Ecosystem , Lichens/physiology , Trees , Colombia , Lichens/classification
Indian J Exp Biol ; 2003 May; 41(5): 403-10
Article in English | IMSEAR | ID: sea-60294

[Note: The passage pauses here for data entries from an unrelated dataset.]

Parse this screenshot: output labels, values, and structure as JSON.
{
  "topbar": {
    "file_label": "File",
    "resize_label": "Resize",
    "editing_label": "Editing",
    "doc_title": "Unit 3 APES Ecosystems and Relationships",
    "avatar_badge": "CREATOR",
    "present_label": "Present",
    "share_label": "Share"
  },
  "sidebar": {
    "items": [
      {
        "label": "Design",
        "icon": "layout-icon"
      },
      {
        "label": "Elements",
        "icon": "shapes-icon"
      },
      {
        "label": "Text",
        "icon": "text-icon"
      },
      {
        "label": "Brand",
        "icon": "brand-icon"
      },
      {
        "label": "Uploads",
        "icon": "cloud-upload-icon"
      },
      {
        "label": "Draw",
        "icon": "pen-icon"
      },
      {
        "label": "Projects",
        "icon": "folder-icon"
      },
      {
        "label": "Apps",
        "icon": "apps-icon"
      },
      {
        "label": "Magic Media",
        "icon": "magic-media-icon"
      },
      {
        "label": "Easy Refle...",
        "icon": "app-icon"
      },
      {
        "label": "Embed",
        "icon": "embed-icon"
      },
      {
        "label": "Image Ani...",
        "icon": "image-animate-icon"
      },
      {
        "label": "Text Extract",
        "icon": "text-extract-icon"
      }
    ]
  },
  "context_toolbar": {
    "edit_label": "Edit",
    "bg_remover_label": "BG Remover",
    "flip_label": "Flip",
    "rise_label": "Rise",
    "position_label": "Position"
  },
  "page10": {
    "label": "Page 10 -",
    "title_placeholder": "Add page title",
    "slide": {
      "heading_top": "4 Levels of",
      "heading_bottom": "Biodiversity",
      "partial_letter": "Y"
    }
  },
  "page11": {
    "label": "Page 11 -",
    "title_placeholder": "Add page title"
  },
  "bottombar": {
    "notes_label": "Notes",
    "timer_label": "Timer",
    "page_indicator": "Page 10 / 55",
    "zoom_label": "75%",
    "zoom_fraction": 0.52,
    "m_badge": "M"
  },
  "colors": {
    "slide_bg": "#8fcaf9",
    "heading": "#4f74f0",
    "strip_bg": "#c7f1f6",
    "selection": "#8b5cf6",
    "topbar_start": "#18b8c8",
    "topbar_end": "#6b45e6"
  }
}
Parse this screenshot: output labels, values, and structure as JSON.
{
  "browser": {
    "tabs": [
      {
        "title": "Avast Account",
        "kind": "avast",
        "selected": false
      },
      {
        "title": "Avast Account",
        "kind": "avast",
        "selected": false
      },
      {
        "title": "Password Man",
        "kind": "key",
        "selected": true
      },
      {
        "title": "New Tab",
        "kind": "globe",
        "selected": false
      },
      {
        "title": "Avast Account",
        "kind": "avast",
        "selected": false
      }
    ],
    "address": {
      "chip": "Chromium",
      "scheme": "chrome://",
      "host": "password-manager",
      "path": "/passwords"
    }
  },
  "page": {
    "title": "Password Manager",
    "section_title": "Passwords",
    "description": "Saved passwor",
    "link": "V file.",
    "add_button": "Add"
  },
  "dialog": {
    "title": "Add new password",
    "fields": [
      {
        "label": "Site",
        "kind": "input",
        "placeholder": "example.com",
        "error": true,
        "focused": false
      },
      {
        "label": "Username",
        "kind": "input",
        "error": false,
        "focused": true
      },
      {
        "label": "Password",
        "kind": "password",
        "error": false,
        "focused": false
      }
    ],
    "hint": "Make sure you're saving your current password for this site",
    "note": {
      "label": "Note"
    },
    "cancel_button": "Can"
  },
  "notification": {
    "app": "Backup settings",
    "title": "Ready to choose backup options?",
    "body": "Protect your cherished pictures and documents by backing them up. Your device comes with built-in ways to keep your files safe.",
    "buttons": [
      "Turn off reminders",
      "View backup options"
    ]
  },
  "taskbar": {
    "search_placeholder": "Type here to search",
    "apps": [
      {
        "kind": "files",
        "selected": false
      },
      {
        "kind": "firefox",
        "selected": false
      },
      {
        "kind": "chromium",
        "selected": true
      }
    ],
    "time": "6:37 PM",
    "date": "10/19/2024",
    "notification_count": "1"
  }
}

The properties of biophoton signals emitted by samples of lichen species P. tinctorum are investigated. The shape of a light induced signal is determined from 5 ms onwards using successively the bin resolution of 1, 10 and 100 ms; 1000 measurements in successive bins are made at each resolution. The measurement of the shape is repeated at various temperatures in the range (1 degree-40 degrees C) in steps of 1 degree C. It is found that a biophoton signal is very sensitive to temperature and different portions of the signal show different sensitivity. The temperature dependence of the decaying part is even qualitatively different from that of the non-decaying part. The signal responds to temperature changes of 0.1 degrees C in less than 1 ms. The effect of monochromatic stimulation on the strengths of the signal and its red, blue and green spectral components are determined in the wavelength range (400-700) nm in steps of 10 nm. The signal and its broad spectral components have similar excitation curves. The relative strength of spectral component appears independent of the stimulating wavelength. The shape of the decaying portion of the signal and its red, blue and green components is also determined. The character of decay in all four cases is non-exponential. The measurements with various interference filters spanning the entire visible region are made with the bin size of 20 s. These measurements are qualitative because of large fluctuations but suggest that the spectral components of a biophoton signal are distributed in the entire visible region. The probabilities of detecting different number of photons in the non-decaying portion are determined by making 30,000 measurements in each set with the bin size of 50, 100, 200, 300, 400, 500 and 700 ms. The probabilities determine the parameters of a squeezed state of light--the magnitude of its displacement parameter is different but the phase of its displacement parameter and its squeezing parameter are same for different sizes of a bin. These measurements further indicate that the average signal strength remains constant for 19 hr.

Lichens/physiology , Photons